by Coly Elhai, Dominic Russel, Jun Wong
Introduction from BITSS: Today on the BITSS blog, Coly Elhai, Dominic Russel, and Jun Wong reflect on their Catalyst training project entitled “Transparency and Equity in Pre-Doctoral Research,” which featured a large online workshop on research transparency for pre-doctoral economics students.
Full-time pre-doctoral research experiences are now common for incoming Ph.D. students in economics and related fields. In the top fifty economics Ph.D. programs in the US, for example, around forty percent of Americans who went on the job market in 2016-17 had full-time research assistant positions prior to starting graduate school. In recent years, the growth of formal pre-doc programs at a number of universities has only furthered this trend.
Pre-docs are often responsible for key aspects of empirical research including data collection, cleaning, and analysis — yet few are trained in open science and reproducible research methods. Additionally, while pre-doctoral positions might diversify the pathway to a Ph.D., evidence suggests that those who attain these positions have demographics and educational backgrounds similar to current Ph.D. graduates.
We hoped to tackle these two challenges through the Predoctoral Research in Economics (PRE) Workshop, which we hosted with the support of BITSS and the PREDOC consortium. Our goals were to help (1) diversify the set of applicants for pre-doctoral fellowships, and ultimately economics PhDs, and (2) provide them with the tools to conduct transparent and reproducible research.
“Pre-docs are often responsible for key aspects of empirical research including data collection, cleaning, and analysis — yet few are trained in open science and reproducible research methods”.
The online workshop attracted hundreds of individuals from around the world interested in applying for pre-doctoral positions and learning about open science. It included talks on research transparency from Fernando Hoces de la Guardia, quantitative standards from Anna Josephson, and pre-analysis plans from Jeffrey Michler, as well as panels with current pre-docs and faculty supervisors (all slides and recordings of these sessions are available here). It also included a coding exercise to help prepare participants to be competitive for pre-doc positions.
One of the biggest challenges we faced was how to scale up the workshop without losing value. We had envisioned the coding exercise as a central piece of the workshop, but when we received over 450 applications, we realized that we wouldn’t be able to involve everyone in a meaningful way. Our solution was to select 85 participants for the coding portion — with an eye toward creating a diverse and highly engaged cohort — while leaving the rest of the workshop open to all applicants. We then divided these selected participants into small groups of 6-8 and assigned each group to a current pre-doctoral researcher mentor.

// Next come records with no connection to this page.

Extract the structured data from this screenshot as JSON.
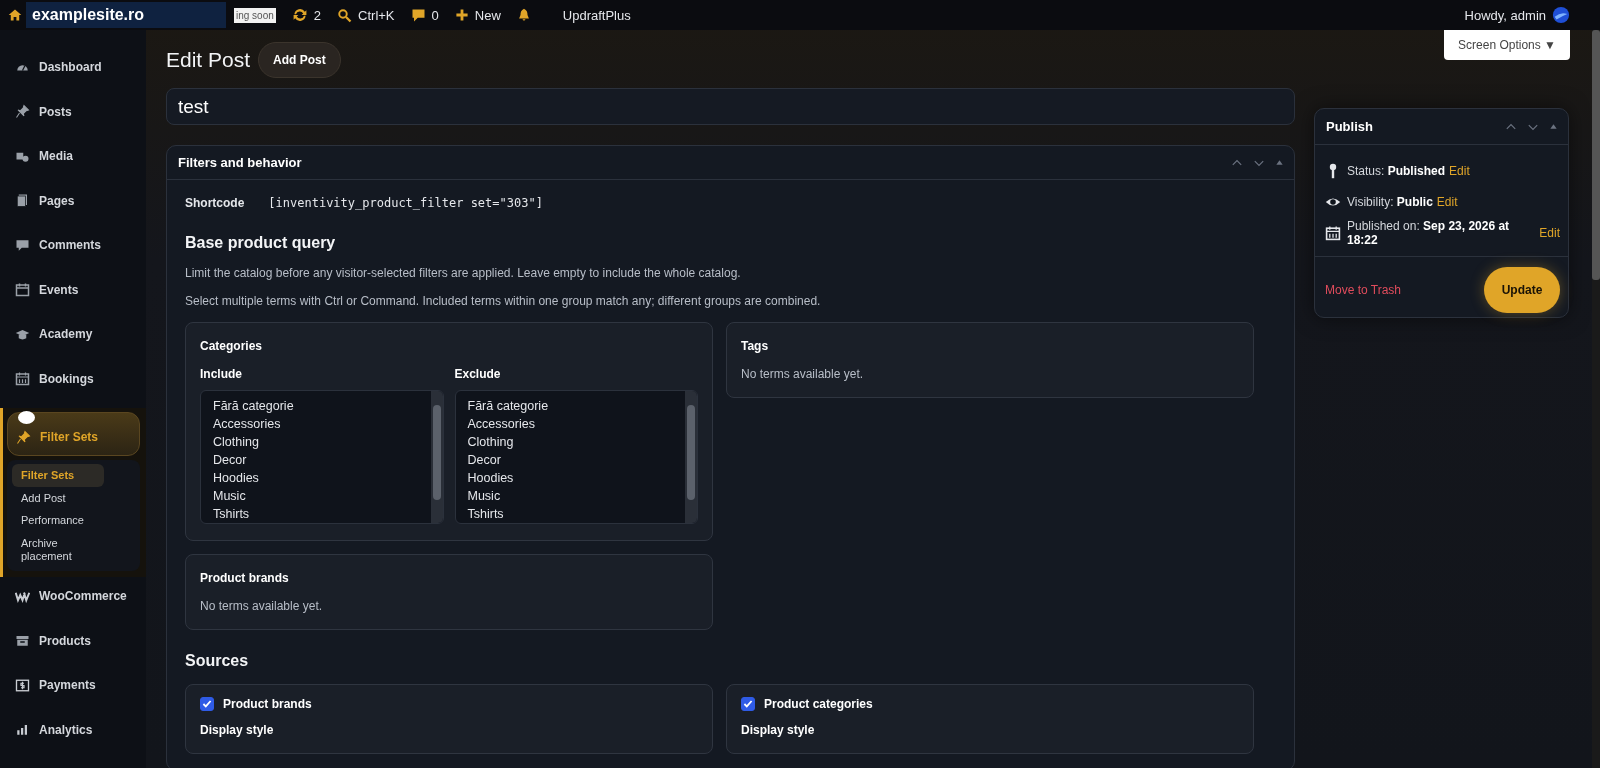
{
  "admin_bar": {
    "site_title": "examplesite.ro",
    "coming_soon": "ing soon",
    "updates_count": "2",
    "search_shortcut": "Ctrl+K",
    "comments_count": "0",
    "new_label": "New",
    "plugin_label": "UpdraftPlus",
    "greeting": "Howdy, admin"
  },
  "sidebar": {
    "items": [
      {
        "label": "Dashboard",
        "selected": false
      },
      {
        "label": "Posts",
        "selected": false
      },
      {
        "label": "Media",
        "selected": false
      },
      {
        "label": "Pages",
        "selected": false
      },
      {
        "label": "Comments",
        "selected": false
      },
      {
        "label": "Events",
        "selected": false
      },
      {
        "label": "Academy",
        "selected": false
      },
      {
        "label": "Bookings",
        "selected": false
      },
      {
        "label": "Filter Sets",
        "selected": true,
        "children": [
          {
            "label": "Filter Sets",
            "selected": true
          },
          {
            "label": "Add Post",
            "selected": false
          },
          {
            "label": "Performance",
            "selected": false
          },
          {
            "label": "Archive placement",
            "selected": false
          }
        ]
      },
      {
        "label": "WooCommerce",
        "selected": false
      },
      {
        "label": "Products",
        "selected": false
      },
      {
        "label": "Payments",
        "selected": false
      },
      {
        "label": "Analytics",
        "selected": false
      }
    ]
  },
  "page": {
    "heading": "Edit Post",
    "add_button": "Add Post",
    "screen_options": "Screen Options ▼",
    "title_value": "test"
  },
  "metabox": {
    "title": "Filters and behavior",
    "shortcode_label": "Shortcode",
    "shortcode": "[inventivity_product_filter set=\"303\"]",
    "base_query": {
      "heading": "Base product query",
      "notes": [
        "Limit the catalog before any visitor-selected filters are applied. Leave empty to include the whole catalog.",
        "Select multiple terms with Ctrl or Command. Included terms within one group match any; different groups are combined."
      ],
      "categories": {
        "title": "Categories",
        "lists": [
          {
            "label": "Include",
            "options": [
              "Fără categorie",
              "Accessories",
              "Clothing",
              "Decor",
              "Hoodies",
              "Music",
              "Tshirts"
            ]
          },
          {
            "label": "Exclude",
            "options": [
              "Fără categorie",
              "Accessories",
              "Clothing",
              "Decor",
              "Hoodies",
              "Music",
              "Tshirts"
            ]
          }
        ]
      },
      "tags": {
        "title": "Tags",
        "empty": "No terms available yet."
      },
      "brands": {
        "title": "Product brands",
        "empty": "No terms available yet."
      }
    },
    "sources": {
      "heading": "Sources",
      "items": [
        {
          "label": "Product brands",
          "checked": true,
          "field_label": "Display style"
        },
        {
          "label": "Product categories",
          "checked": true,
          "field_label": "Display style"
        }
      ]
    }
  },
  "publish": {
    "title": "Publish",
    "rows": [
      {
        "kind": "status",
        "label": "Status:",
        "value": "Published",
        "link": "Edit"
      },
      {
        "kind": "visibility",
        "label": "Visibility:",
        "value": "Public",
        "link": "Edit"
      },
      {
        "kind": "date",
        "label": "Published on:",
        "value": "Sep 23, 2026 at 18:22",
        "link": "Edit"
      }
    ],
    "trash": "Move to Trash",
    "update": "Update"
  }
}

The mentors were key to achieving the workshop’s goals. They met with their groups before the workshop to answer any questions and help them get their coding environments set up. During the workshop, mentors coached participants through the coding exercise. Our hope was that mentors could give participants a more individualized experience, despite the Zoom format. Participant feedback after the workshop suggests that this worked. One participant wrote, “My mentor was really good at explaining what should be done/what challenges she faced with STATA in the past and tips so we don’t have to go through the same thing.”
We were also especially happy with how our panels with current pre-doctoral researchers turned out. Participants consistently rated these panels, which focused on the panelists’ paths to pre-doc positions and their day-to-day on the job, as one of their favorite parts of the workshop. One participant told us “Receiving insight from the current predocs was extremely helpful…hearing them share the bumps they went through along the way in securing said pre-doc positions helped to humanize the experience.”
“We look forward to seeing the social sciences continue to become more inclusive, transparent, and reproducible”.
An area of potential improvement in the future is outreach. Our outreach strategy relied mainly on Twitter and an email list we compiled of economics departments in public universities and historically black colleges and universities in the US. As the number of applications we received demonstrates, we were able to reach a large number of people. While we were able to reach some students from under-represented backgrounds, many of those who found out about the workshop and applied were the same people who tend to apply to pre-doc positions already: people from elite universities with plenty of research experience. We hope that future iterations of this workshop engage in continued outreach and more direct communication with students in public universities across the U.S.
In all, we appreciated the opportunity to put together this workshop and to learn from our participants, pre-doc mentors, and speakers. We are especially grateful to our partners PREDOC and BITSS, who provided invaluable guidance and support along the way. In post-workshop surveys, respondents reported that the workshop deepened their understanding of careers in research, coding fundamentals, and tools of open science. We have also heard from several participants who have received and accepted pre-doc job offers in the fall. We’re excited to follow their progress in the coming years. PREDOC plans to continue this workshop in some form. We look forward to seeing the social sciences continue to become more inclusive, transparent, and reproducible.
Coly Elhai is a Ph.D. student at Harvard University. She is interested in public and urban economics, as well as the economics of climate change.
Dominic Russel is a Ph.D. student at Harvard University. His research interests include household finance, public economics, and the economic effects of social networks.
Jun Wong is a Ph.D. student at the University of Chicago. His research interests include development and environmental economics.